§ **WHAT NEEDS TO BE DONE**: Report how many lines in the records that follow have the word "image" in them, giving the number and nothing more.
----------------
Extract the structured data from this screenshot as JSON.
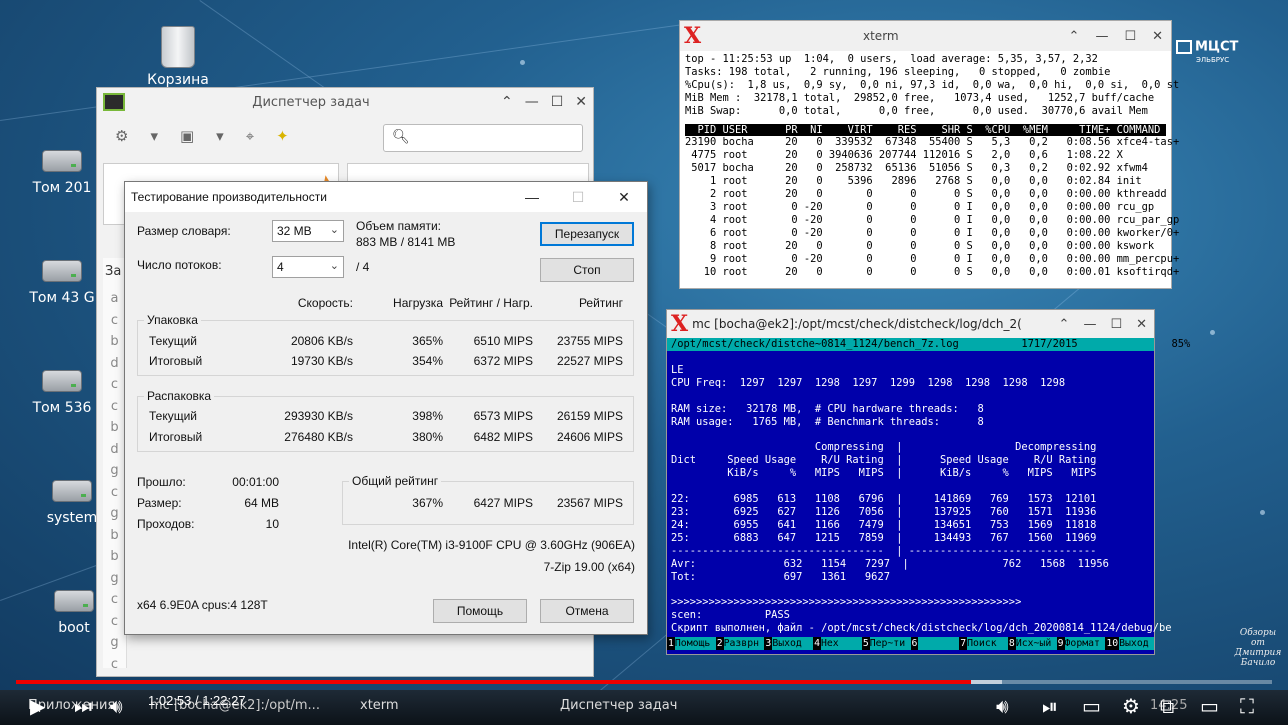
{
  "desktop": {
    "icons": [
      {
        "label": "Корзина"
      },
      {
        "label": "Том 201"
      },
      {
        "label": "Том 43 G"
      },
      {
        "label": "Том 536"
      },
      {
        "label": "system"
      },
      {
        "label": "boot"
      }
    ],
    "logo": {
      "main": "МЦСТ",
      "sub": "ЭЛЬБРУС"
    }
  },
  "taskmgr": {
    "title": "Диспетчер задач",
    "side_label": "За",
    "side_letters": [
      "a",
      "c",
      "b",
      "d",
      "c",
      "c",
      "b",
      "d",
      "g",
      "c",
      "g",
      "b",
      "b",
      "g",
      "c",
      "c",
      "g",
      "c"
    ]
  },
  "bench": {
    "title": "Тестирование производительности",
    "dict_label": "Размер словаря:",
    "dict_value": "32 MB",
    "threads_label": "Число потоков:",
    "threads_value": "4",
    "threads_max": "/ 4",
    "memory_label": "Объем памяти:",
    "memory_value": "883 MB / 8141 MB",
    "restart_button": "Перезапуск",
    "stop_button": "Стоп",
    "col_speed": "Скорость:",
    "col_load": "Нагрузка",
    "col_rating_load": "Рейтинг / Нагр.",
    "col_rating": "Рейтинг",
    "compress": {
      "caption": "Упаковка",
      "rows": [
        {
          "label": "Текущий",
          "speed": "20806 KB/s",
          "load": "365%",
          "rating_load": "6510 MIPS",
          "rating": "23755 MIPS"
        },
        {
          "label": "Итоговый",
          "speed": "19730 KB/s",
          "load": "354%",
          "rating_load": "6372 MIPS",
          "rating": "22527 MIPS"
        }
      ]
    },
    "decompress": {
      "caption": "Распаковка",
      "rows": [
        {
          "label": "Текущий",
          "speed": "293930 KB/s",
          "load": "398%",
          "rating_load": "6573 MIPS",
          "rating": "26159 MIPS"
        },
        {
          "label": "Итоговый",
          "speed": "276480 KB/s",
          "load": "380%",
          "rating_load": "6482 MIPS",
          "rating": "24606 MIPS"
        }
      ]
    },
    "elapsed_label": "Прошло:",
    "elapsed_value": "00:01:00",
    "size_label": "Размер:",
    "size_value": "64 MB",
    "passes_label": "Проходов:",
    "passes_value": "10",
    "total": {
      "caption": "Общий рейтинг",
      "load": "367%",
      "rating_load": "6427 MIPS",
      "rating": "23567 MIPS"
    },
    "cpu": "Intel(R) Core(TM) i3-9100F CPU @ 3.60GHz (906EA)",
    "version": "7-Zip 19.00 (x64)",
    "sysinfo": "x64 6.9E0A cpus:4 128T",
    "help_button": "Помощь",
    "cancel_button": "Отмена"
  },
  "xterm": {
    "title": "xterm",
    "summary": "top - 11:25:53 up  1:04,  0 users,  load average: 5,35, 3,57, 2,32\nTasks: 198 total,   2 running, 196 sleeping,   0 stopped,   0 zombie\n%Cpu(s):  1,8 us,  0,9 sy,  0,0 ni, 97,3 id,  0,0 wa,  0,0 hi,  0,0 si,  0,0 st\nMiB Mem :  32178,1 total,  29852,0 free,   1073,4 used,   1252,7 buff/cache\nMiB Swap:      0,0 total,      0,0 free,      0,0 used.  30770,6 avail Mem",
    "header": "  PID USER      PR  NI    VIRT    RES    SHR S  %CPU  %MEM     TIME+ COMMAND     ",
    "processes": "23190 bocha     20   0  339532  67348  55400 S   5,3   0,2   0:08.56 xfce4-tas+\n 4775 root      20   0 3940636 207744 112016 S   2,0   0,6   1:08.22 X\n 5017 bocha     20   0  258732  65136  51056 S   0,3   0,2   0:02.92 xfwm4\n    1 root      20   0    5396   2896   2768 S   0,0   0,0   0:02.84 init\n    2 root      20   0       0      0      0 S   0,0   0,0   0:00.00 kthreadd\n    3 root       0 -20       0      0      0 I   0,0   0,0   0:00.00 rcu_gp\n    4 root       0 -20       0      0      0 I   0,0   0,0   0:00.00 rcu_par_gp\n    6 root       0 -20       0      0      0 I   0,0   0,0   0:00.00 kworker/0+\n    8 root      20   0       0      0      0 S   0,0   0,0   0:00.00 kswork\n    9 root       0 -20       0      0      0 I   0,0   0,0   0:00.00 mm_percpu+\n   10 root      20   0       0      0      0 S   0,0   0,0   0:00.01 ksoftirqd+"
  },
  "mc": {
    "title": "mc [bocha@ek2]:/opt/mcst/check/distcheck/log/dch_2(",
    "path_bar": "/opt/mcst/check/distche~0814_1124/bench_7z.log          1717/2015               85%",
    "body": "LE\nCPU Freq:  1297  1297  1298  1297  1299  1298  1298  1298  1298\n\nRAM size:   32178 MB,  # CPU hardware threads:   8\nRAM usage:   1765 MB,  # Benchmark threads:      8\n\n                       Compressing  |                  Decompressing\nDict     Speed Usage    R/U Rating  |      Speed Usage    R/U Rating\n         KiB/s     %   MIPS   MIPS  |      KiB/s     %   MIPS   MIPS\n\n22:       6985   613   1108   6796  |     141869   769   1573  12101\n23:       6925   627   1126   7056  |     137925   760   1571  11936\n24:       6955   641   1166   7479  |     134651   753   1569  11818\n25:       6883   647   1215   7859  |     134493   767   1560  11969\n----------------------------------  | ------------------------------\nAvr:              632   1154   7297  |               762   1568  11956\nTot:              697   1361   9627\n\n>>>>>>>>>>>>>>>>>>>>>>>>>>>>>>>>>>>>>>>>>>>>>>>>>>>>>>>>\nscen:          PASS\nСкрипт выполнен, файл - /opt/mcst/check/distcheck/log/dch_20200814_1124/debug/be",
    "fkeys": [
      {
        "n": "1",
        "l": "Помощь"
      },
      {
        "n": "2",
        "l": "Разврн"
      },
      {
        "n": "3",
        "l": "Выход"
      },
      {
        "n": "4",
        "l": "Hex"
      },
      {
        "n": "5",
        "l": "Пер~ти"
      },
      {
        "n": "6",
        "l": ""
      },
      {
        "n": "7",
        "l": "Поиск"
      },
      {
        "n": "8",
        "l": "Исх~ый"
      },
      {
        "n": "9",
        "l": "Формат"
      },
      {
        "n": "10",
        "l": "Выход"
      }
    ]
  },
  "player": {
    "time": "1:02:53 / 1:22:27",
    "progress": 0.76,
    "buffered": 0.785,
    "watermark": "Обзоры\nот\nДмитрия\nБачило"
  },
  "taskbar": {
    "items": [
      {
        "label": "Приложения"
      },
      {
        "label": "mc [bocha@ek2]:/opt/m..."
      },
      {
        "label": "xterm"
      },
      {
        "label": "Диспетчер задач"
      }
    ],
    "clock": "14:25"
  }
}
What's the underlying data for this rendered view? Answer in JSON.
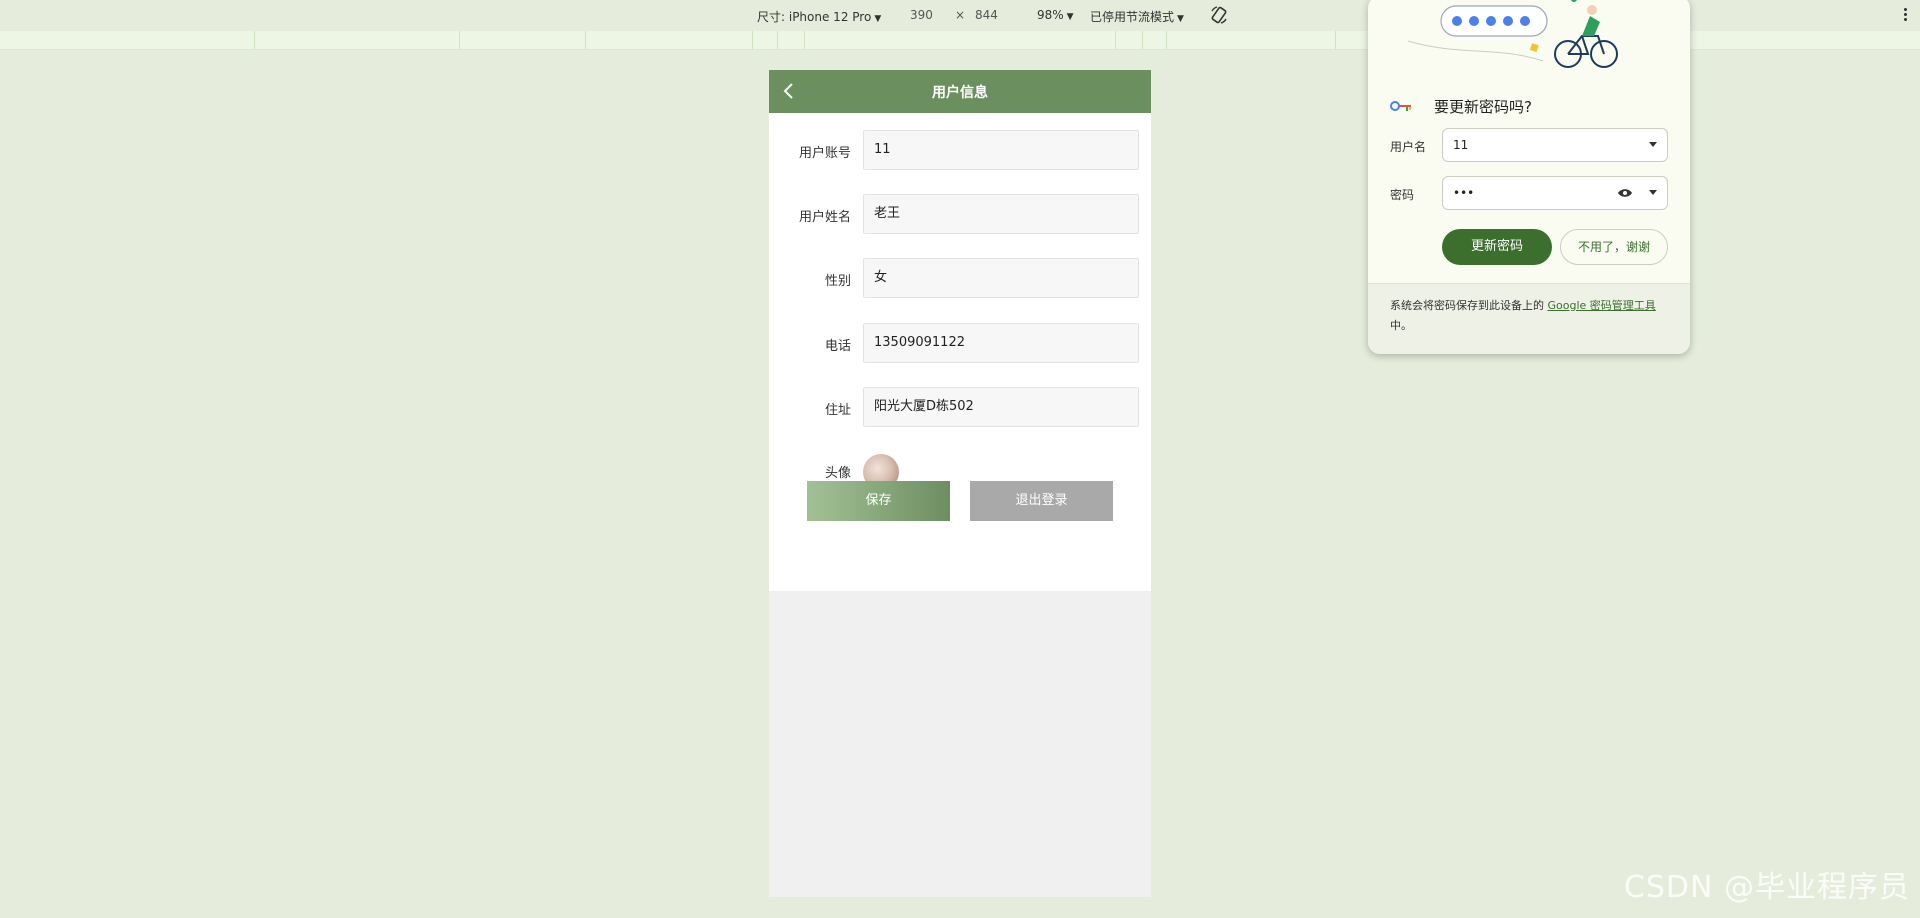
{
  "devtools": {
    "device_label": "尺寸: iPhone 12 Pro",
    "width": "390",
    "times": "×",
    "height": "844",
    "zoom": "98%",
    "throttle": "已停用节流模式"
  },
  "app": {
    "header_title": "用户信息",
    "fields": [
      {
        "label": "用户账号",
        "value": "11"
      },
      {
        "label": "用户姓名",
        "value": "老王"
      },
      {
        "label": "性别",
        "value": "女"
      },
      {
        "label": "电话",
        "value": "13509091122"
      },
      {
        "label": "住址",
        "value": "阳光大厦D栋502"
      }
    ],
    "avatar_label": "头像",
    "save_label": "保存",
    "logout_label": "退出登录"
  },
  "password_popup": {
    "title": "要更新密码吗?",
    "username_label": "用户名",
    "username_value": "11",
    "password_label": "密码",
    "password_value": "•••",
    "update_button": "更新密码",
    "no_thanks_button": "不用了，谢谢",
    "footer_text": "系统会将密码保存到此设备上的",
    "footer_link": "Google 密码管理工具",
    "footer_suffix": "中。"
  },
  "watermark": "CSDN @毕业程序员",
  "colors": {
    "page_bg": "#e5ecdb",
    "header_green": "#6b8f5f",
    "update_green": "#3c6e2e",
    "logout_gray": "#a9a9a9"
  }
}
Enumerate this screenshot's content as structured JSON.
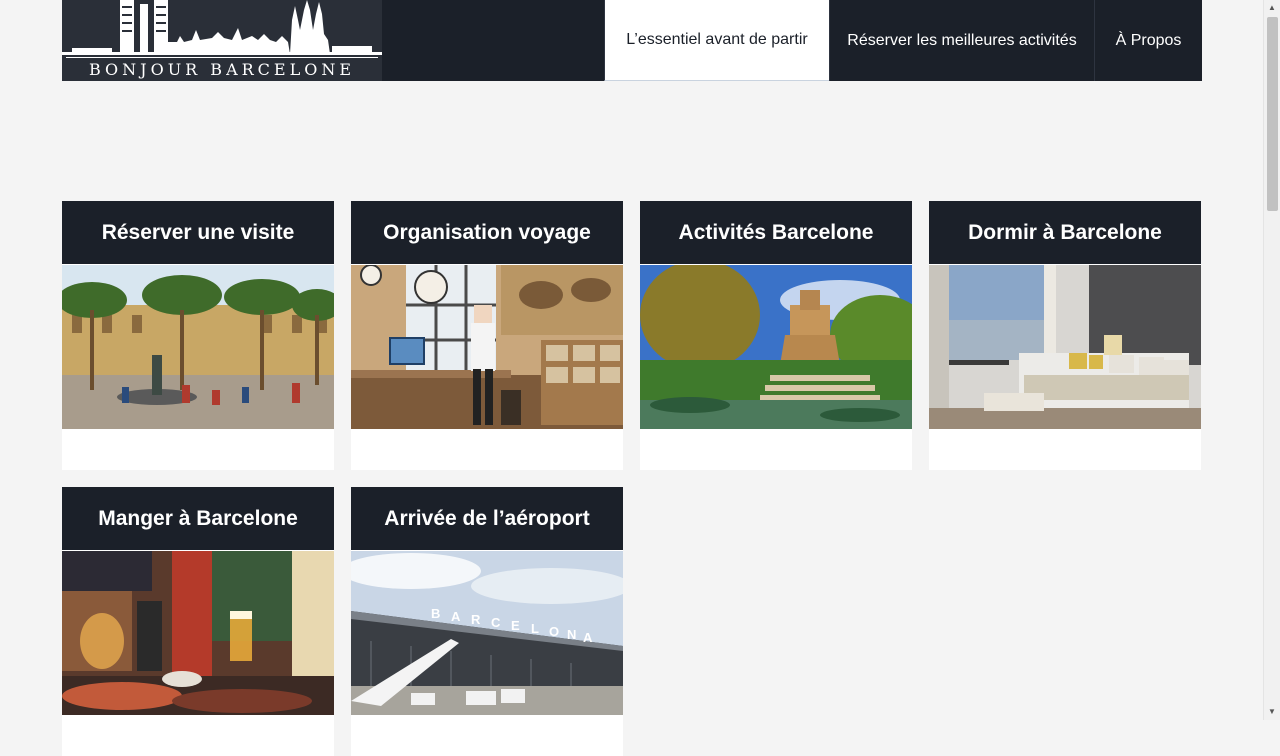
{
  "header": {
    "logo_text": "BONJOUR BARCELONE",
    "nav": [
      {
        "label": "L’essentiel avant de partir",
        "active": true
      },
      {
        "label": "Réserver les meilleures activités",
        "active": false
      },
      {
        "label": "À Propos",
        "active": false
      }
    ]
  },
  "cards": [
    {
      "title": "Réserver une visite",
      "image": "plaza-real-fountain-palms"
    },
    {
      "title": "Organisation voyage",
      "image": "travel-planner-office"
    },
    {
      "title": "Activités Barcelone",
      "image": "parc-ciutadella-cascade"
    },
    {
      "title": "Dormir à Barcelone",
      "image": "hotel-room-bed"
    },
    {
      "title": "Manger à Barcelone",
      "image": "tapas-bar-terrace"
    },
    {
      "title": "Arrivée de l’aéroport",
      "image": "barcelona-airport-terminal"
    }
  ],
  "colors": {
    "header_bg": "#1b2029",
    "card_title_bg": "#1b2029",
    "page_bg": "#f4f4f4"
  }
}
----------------
§ **RESPONSE AREA**: 6